Chaplains perform a variety of functions. Depending on the setting, they may counsel individuals and families, advise leaders, teach an assortment of subjects, pray, lead worship, conduct rites and administer sacraments, assist clients with practical matters, and a host of other duties. In some settings, chaplains are recognizably religious. In others, they are hard to distinguish from social workers or psychologists.

Some experts argue that clients should not know what religious body a chaplain represents. In some ways, that makes sense. Clients may draw assumptions about the chaplain’s religion, which could get in the way of effective ministry to the client or lead to disappointment. Those whom chaplains assist do not always belong to the chaplain’s own faith tradition, either broadly or narrowly. Many clients are not religious at all.

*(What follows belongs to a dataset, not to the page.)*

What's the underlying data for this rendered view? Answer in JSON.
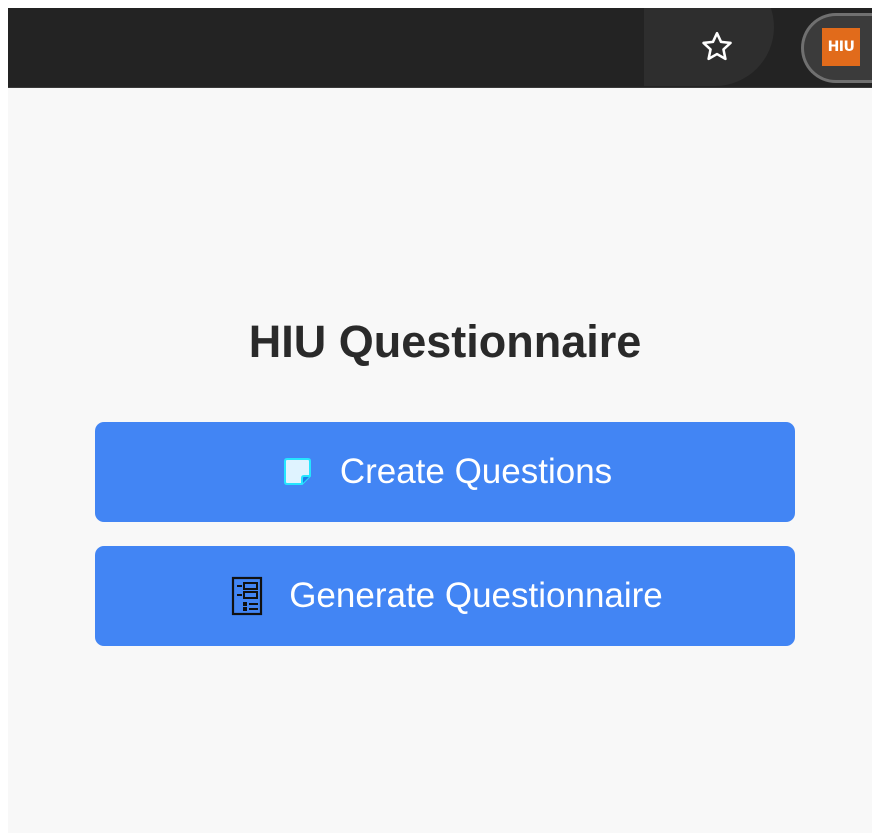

Others argue that the people served by chaplains have the right to know who the chaplains are and who they represent. If the therapeutic value of an encounter lies at least partly in the relationship, honesty and transparency are important.

Moreover, the word “chaplain” itself carries a religious connotation. Unless the chaplain explains it away, introducing oneself as a chaplain is to claim a religious identity. That identity may be a recognizable faith tradition, or it may be a diffuse spirituality—but it’s still religious.

Religious identity is part of a chaplain’s usefulness to an organization, whether the chaplain is performing explicitly religious functions or not. Some clients will value it; others will not. Some may be put off by it. Regardless of how it is received, chaplains’ religious identities are an integral part of who they are.

Chaplains represent the numinous. In the communities they serve, many see them as bearers of the holy. They carry the scent of the sacred. 

That’s why so many clients ask for prayer or a word of encouragement, even if they don’t share the chaplain’s religious identity. And that’s why so many value the chaplain’s presence at critical points in their lives, whether the chaplain performs a practical function or not. Sometimes, presence is the function.

And there are people who see the chaplain as good luck. Some might call this superstition. To a degree, that is probably true. Immature religion is pervasive. Still, there is something accurate about that. To be in the presence of the holy is healing and wholesome. To the degree that chaplains represent the presence of the holy, their presence radiates good things for people’s lives. It’s like a heat lamp for the soul.

In the military chaplaincy, this element of ministry is usually called “the ministry of presence.” It often opens doors for other acts of ministry, but it is also valuable in and of itself—particularly if the chaplain is seen as a bearer of the sacred. Rev. Pat Barrett, who for many years served as the United Methodist Church’s endorsing agent, has made this observation, “A ministry of whose presence? My own presence, to be sure, but more than my own presence. We represent the Holy One.”